Visitors can walk in and see the attraction during regular banking hours.
Take $25 off your hotel reservation when you sign up with Hopper. Click on the link below to get the special Ireland on a Budget savings code.
The James Joyce Tower and Museum
The Martello tower in the seaside village of Sandycove, about 7 miles from Dublin’s City center, is where Irish writer James Joyce spent six nights in 1904.
His university friend, Oliver St. John Gogarty, was already living in the tower when he moved in. On Sept. 14, 1904, Joyce abruptly left and soon after, moved to Zurich, Switzerland, with his partner and later wife Norah Barnacle.
Inside the tower/museum, you’ll find some of Joyce’s possessions and other objects associated with the Ulysses novel. The living space is set up to resemble what a room in 1904 would have looked like.
This museum is a place of pilgrimage for Joyce devotees, especially on June 16th, known as Bloomsday, one day in a 6-day celebration in Dublin called the Bloomsday Festival.
From the tower, you’ll get panoramic views of nearby Dun Laoghaire (pronounced “Done Leerey”) and the South Dublin coastline.
The museum is open from Tuesday through Saturday from 10:30 a.m. to 4:30 p.m. While admission is free, donations are welcome.

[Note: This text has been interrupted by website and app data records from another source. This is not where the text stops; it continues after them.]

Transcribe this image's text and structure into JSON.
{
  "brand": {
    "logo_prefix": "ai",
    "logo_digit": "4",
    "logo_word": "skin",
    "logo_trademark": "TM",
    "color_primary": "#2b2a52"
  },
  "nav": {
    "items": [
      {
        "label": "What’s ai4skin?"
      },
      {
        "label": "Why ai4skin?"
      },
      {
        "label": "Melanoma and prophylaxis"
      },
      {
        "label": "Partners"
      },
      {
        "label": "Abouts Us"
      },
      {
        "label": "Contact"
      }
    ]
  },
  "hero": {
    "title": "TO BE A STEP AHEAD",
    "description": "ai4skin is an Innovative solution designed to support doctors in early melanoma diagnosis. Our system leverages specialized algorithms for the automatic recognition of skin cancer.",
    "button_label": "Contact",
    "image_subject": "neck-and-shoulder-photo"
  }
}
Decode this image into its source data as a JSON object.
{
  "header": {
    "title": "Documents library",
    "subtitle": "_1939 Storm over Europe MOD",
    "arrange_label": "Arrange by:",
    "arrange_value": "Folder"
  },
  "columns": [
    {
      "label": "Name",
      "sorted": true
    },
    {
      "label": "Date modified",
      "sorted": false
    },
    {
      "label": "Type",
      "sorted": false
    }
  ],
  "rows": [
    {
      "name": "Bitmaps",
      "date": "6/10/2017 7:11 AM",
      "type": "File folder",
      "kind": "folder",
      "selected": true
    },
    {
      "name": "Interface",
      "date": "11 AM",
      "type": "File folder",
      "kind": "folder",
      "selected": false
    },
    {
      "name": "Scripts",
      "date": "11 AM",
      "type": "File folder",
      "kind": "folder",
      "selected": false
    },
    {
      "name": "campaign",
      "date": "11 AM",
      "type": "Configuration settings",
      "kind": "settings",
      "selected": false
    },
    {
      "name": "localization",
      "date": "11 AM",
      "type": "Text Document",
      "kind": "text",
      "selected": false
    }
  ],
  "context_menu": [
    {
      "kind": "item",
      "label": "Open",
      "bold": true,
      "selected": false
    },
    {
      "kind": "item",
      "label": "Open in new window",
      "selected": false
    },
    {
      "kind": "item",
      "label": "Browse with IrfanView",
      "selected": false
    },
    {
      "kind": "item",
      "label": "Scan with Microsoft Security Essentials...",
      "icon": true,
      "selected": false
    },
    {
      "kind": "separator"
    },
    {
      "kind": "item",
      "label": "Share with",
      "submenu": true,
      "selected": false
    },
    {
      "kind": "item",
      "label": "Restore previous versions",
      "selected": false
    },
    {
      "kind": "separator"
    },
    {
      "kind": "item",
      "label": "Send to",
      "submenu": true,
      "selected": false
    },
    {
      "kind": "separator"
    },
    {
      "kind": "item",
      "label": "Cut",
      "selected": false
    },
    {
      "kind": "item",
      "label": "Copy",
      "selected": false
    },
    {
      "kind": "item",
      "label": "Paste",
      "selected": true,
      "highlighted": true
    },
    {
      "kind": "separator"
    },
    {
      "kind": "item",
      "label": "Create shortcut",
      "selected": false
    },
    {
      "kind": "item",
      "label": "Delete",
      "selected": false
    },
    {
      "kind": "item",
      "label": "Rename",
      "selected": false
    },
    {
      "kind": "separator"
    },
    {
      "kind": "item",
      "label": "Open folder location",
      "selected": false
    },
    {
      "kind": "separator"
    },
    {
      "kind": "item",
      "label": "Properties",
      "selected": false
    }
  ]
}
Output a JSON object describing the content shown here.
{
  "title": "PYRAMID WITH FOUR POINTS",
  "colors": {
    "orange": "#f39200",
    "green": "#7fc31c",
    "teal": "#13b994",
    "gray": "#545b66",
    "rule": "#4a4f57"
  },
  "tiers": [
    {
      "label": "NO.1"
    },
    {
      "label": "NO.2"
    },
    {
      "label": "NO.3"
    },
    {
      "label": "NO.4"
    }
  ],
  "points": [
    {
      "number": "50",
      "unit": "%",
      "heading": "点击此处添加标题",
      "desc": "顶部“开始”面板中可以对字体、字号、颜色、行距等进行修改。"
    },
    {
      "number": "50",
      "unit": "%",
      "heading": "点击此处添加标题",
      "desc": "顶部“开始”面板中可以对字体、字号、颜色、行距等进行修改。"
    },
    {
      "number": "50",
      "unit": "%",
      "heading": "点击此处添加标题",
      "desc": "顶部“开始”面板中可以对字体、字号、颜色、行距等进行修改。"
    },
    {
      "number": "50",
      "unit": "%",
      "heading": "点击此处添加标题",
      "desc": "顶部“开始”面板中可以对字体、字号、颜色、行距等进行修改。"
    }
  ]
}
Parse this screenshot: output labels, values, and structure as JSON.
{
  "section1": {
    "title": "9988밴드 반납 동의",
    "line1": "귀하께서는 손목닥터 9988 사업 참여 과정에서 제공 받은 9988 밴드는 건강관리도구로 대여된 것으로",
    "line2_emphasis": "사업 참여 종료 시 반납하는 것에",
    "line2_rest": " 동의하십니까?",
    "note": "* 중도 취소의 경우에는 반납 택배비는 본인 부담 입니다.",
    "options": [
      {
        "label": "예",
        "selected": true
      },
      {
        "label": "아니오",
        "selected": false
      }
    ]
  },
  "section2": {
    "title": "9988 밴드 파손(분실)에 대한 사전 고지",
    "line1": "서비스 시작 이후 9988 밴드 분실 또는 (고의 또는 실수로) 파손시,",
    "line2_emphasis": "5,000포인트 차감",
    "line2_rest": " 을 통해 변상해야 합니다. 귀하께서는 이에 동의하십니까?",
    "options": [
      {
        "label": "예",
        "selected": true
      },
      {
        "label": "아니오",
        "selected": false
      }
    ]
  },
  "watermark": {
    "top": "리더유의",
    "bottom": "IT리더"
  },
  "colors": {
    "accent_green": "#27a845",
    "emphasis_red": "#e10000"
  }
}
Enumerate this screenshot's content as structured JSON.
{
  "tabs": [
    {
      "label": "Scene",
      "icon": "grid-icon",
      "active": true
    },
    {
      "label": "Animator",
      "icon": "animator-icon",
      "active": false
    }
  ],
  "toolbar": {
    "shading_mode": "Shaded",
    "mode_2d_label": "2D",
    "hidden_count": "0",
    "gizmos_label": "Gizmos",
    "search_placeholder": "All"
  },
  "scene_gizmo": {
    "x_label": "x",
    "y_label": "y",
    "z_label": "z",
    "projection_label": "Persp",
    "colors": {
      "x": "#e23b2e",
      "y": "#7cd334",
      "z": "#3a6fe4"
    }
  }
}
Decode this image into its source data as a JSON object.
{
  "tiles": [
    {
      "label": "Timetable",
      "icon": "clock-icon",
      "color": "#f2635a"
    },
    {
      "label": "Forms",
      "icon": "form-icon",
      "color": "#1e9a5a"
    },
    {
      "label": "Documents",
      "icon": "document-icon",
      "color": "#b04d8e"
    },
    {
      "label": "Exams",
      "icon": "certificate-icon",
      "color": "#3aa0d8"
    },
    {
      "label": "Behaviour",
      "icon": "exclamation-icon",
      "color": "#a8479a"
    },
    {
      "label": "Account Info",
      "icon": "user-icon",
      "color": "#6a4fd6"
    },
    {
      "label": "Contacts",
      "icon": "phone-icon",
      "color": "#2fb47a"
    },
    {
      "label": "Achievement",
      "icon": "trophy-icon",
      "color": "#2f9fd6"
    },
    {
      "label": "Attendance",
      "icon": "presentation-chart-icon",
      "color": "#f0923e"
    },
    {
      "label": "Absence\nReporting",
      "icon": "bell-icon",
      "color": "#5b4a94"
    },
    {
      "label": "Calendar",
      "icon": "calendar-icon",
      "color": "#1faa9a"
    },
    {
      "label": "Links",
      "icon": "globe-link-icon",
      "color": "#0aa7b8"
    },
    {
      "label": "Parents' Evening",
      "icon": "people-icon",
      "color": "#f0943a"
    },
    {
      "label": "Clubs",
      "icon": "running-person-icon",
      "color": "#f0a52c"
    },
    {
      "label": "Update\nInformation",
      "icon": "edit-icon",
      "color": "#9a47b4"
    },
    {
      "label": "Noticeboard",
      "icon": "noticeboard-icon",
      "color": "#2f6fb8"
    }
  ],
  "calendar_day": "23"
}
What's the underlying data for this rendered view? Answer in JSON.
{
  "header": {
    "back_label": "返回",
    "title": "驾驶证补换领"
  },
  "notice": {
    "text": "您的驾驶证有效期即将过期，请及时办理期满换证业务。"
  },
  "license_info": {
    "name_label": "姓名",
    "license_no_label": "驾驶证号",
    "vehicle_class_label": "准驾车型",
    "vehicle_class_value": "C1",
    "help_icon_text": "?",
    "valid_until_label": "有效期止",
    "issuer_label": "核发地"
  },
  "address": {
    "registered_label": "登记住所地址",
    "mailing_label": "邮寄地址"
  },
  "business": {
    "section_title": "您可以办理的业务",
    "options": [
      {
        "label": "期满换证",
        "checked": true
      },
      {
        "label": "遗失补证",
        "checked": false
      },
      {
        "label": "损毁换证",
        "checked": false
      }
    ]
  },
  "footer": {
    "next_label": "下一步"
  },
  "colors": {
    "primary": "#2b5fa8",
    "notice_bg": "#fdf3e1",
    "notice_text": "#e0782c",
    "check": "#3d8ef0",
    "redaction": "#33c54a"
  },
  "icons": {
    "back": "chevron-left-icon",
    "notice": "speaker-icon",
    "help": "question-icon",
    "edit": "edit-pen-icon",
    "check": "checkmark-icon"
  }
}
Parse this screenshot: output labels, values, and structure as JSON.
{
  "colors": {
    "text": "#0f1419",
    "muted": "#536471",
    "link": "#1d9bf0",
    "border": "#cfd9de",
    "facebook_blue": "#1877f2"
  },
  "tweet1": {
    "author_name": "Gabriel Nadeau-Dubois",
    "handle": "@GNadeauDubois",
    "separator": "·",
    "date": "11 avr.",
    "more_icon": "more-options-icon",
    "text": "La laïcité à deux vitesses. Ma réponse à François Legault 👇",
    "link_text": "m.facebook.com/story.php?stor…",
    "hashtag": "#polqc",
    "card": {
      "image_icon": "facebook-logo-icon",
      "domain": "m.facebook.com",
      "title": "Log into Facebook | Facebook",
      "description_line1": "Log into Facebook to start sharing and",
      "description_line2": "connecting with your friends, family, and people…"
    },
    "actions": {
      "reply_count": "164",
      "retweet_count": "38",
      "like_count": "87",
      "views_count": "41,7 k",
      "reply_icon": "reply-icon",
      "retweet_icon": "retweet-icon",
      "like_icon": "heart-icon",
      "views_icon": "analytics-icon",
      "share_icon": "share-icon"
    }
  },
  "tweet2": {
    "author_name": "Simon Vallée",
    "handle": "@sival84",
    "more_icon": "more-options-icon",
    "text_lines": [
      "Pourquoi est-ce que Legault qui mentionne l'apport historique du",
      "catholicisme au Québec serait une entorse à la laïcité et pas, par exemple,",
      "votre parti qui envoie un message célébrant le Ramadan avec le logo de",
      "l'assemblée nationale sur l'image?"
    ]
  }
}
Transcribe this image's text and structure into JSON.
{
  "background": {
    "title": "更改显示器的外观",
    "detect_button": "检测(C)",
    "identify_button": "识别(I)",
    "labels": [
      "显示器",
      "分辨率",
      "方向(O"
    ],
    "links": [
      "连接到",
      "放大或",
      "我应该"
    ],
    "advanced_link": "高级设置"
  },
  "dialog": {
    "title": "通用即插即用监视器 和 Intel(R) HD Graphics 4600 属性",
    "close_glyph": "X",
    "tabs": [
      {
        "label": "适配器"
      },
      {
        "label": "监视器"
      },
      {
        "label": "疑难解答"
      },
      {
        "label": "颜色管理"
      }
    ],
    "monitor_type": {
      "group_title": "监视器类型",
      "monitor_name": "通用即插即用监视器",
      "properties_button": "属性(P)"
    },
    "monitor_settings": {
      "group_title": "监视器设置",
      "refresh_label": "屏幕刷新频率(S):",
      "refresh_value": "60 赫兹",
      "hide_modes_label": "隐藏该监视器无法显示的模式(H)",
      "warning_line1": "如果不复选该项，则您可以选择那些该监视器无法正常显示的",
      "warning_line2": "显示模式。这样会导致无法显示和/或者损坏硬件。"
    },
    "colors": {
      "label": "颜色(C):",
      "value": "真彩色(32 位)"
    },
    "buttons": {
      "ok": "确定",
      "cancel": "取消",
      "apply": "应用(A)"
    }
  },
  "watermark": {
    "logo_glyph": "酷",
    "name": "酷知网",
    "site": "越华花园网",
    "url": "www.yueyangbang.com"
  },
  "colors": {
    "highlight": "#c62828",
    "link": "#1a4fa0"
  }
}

Feel free to visit Dublin's free museums and galleries on your next visit to the capital city.